◆ **Recorded data**
# # # #
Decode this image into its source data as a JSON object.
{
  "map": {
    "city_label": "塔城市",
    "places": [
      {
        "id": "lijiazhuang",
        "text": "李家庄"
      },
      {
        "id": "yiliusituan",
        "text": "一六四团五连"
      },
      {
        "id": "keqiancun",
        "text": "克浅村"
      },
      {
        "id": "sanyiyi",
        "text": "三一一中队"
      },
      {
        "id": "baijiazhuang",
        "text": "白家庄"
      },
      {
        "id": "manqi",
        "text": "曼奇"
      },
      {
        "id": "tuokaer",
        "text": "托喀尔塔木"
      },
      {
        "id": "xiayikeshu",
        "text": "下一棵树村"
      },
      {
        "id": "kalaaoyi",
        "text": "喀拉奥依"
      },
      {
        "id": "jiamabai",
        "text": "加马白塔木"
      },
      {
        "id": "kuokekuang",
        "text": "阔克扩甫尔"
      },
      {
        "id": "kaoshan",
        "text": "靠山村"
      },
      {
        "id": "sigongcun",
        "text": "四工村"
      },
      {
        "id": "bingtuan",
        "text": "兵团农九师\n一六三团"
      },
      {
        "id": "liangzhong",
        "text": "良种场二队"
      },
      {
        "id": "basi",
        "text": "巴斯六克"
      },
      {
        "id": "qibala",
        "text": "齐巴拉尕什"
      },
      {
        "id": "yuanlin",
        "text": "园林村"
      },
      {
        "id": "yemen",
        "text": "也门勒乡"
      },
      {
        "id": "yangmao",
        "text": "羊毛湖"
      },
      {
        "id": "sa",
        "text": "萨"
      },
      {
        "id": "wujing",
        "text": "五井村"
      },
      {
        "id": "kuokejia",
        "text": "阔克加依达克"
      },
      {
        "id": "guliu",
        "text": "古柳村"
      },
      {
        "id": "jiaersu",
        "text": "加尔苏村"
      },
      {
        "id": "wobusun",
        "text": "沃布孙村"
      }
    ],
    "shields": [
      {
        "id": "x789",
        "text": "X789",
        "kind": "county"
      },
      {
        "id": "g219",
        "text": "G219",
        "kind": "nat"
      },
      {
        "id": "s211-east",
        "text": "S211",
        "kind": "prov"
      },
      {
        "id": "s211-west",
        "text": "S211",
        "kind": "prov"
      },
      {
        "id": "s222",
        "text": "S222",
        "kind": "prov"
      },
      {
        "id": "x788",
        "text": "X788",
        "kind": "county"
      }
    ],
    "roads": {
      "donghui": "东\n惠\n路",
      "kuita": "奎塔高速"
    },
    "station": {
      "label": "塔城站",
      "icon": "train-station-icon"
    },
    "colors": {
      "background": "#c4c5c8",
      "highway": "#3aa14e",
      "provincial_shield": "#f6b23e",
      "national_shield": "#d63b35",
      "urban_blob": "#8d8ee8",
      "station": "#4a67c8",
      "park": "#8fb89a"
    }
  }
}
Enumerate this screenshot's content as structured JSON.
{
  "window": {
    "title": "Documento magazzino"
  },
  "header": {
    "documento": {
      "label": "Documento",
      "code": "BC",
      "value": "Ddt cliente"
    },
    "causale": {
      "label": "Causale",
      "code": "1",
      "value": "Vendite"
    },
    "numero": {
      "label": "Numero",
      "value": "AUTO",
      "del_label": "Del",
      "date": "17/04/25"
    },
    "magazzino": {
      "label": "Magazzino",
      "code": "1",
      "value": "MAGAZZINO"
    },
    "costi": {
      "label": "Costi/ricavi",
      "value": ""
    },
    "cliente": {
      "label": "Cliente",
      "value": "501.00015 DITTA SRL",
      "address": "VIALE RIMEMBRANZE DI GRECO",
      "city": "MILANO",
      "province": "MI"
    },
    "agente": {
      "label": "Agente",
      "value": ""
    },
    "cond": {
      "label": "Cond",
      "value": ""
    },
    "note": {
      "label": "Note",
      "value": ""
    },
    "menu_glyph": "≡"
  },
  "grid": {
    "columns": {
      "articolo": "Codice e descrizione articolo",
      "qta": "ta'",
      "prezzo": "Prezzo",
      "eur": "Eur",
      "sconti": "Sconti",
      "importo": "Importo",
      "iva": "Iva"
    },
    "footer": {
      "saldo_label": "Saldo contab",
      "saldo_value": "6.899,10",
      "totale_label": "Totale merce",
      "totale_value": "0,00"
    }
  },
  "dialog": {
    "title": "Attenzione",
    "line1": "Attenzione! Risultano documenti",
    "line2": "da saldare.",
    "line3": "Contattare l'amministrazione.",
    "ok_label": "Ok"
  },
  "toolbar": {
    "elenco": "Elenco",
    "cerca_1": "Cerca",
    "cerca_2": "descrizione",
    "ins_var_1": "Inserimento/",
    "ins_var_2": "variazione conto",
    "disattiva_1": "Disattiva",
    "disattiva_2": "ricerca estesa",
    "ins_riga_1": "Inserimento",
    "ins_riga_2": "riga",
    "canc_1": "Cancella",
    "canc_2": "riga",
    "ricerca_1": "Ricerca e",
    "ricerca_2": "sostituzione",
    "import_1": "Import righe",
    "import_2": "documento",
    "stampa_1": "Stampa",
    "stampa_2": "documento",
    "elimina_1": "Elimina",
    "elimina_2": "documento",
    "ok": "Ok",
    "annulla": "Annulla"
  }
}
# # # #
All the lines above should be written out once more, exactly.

◆ **Response**
Decode this image into its source data as a JSON object.
{
  "map": {
    "city_label": "塔城市",
    "places": [
      {
        "id": "lijiazhuang",
        "text": "李家庄"
      },
      {
        "id": "yiliusituan",
        "text": "一六四团五连"
      },
      {
        "id": "keqiancun",
        "text": "克浅村"
      },
      {
        "id": "sanyiyi",
        "text": "三一一中队"
      },
      {
        "id": "baijiazhuang",
        "text": "白家庄"
      },
      {
        "id": "manqi",
        "text": "曼奇"
      },
      {
        "id": "tuokaer",
        "text": "托喀尔塔木"
      },
      {
        "id": "xiayikeshu",
        "text": "下一棵树村"
      },
      {
        "id": "kalaaoyi",
        "text": "喀拉奥依"
      },
      {
        "id": "jiamabai",
        "text": "加马白塔木"
      },
      {
        "id": "kuokekuang",
        "text": "阔克扩甫尔"
      },
      {
        "id": "kaoshan",
        "text": "靠山村"
      },
      {
        "id": "sigongcun",
        "text": "四工村"
      },
      {
        "id": "bingtuan",
        "text": "兵团农九师\n一六三团"
      },
      {
        "id": "liangzhong",
        "text": "良种场二队"
      },
      {
        "id": "basi",
        "text": "巴斯六克"
      },
      {
        "id": "qibala",
        "text": "齐巴拉尕什"
      },
      {
        "id": "yuanlin",
        "text": "园林村"
      },
      {
        "id": "yemen",
        "text": "也门勒乡"
      },
      {
        "id": "yangmao",
        "text": "羊毛湖"
      },
      {
        "id": "sa",
        "text": "萨"
      },
      {
        "id": "wujing",
        "text": "五井村"
      },
      {
        "id": "kuokejia",
        "text": "阔克加依达克"
      },
      {
        "id": "guliu",
        "text": "古柳村"
      },
      {
        "id": "jiaersu",
        "text": "加尔苏村"
      },
      {
        "id": "wobusun",
        "text": "沃布孙村"
      }
    ],
    "shields": [
      {
        "id": "x789",
        "text": "X789",
        "kind": "county"
      },
      {
        "id": "g219",
        "text": "G219",
        "kind": "nat"
      },
      {
        "id": "s211-east",
        "text": "S211",
        "kind": "prov"
      },
      {
        "id": "s211-west",
        "text": "S211",
        "kind": "prov"
      },
      {
        "id": "s222",
        "text": "S222",
        "kind": "prov"
      },
      {
        "id": "x788",
        "text": "X788",
        "kind": "county"
      }
    ],
    "roads": {
      "donghui": "东\n惠\n路",
      "kuita": "奎塔高速"
    },
    "station": {
      "label": "塔城站",
      "icon": "train-station-icon"
    },
    "colors": {
      "background": "#c4c5c8",
      "highway": "#3aa14e",
      "provincial_shield": "#f6b23e",
      "national_shield": "#d63b35",
      "urban_blob": "#8d8ee8",
      "station": "#4a67c8",
      "park": "#8fb89a"
    }
  }
}
Enumerate this screenshot's content as structured JSON.
{
  "window": {
    "title": "Documento magazzino"
  },
  "header": {
    "documento": {
      "label": "Documento",
      "code": "BC",
      "value": "Ddt cliente"
    },
    "causale": {
      "label": "Causale",
      "code": "1",
      "value": "Vendite"
    },
    "numero": {
      "label": "Numero",
      "value": "AUTO",
      "del_label": "Del",
      "date": "17/04/25"
    },
    "magazzino": {
      "label": "Magazzino",
      "code": "1",
      "value": "MAGAZZINO"
    },
    "costi": {
      "label": "Costi/ricavi",
      "value": ""
    },
    "cliente": {
      "label": "Cliente",
      "value": "501.00015 DITTA SRL",
      "address": "VIALE RIMEMBRANZE DI GRECO",
      "city": "MILANO",
      "province": "MI"
    },
    "agente": {
      "label": "Agente",
      "value": ""
    },
    "cond": {
      "label": "Cond",
      "value": ""
    },
    "note": {
      "label": "Note",
      "value": ""
    },
    "menu_glyph": "≡"
  },
  "grid": {
    "columns": {
      "articolo": "Codice e descrizione articolo",
      "qta": "ta'",
      "prezzo": "Prezzo",
      "eur": "Eur",
      "sconti": "Sconti",
      "importo": "Importo",
      "iva": "Iva"
    },
    "footer": {
      "saldo_label": "Saldo contab",
      "saldo_value": "6.899,10",
      "totale_label": "Totale merce",
      "totale_value": "0,00"
    }
  },
  "dialog": {
    "title": "Attenzione",
    "line1": "Attenzione! Risultano documenti",
    "line2": "da saldare.",
    "line3": "Contattare l'amministrazione.",
    "ok_label": "Ok"
  },
  "toolbar": {
    "elenco": "Elenco",
    "cerca_1": "Cerca",
    "cerca_2": "descrizione",
    "ins_var_1": "Inserimento/",
    "ins_var_2": "variazione conto",
    "disattiva_1": "Disattiva",
    "disattiva_2": "ricerca estesa",
    "ins_riga_1": "Inserimento",
    "ins_riga_2": "riga",
    "canc_1": "Cancella",
    "canc_2": "riga",
    "ricerca_1": "Ricerca e",
    "ricerca_2": "sostituzione",
    "import_1": "Import righe",
    "import_2": "documento",
    "stampa_1": "Stampa",
    "stampa_2": "documento",
    "elimina_1": "Elimina",
    "elimina_2": "documento",
    "ok": "Ok",
    "annulla": "Annulla"
  }
}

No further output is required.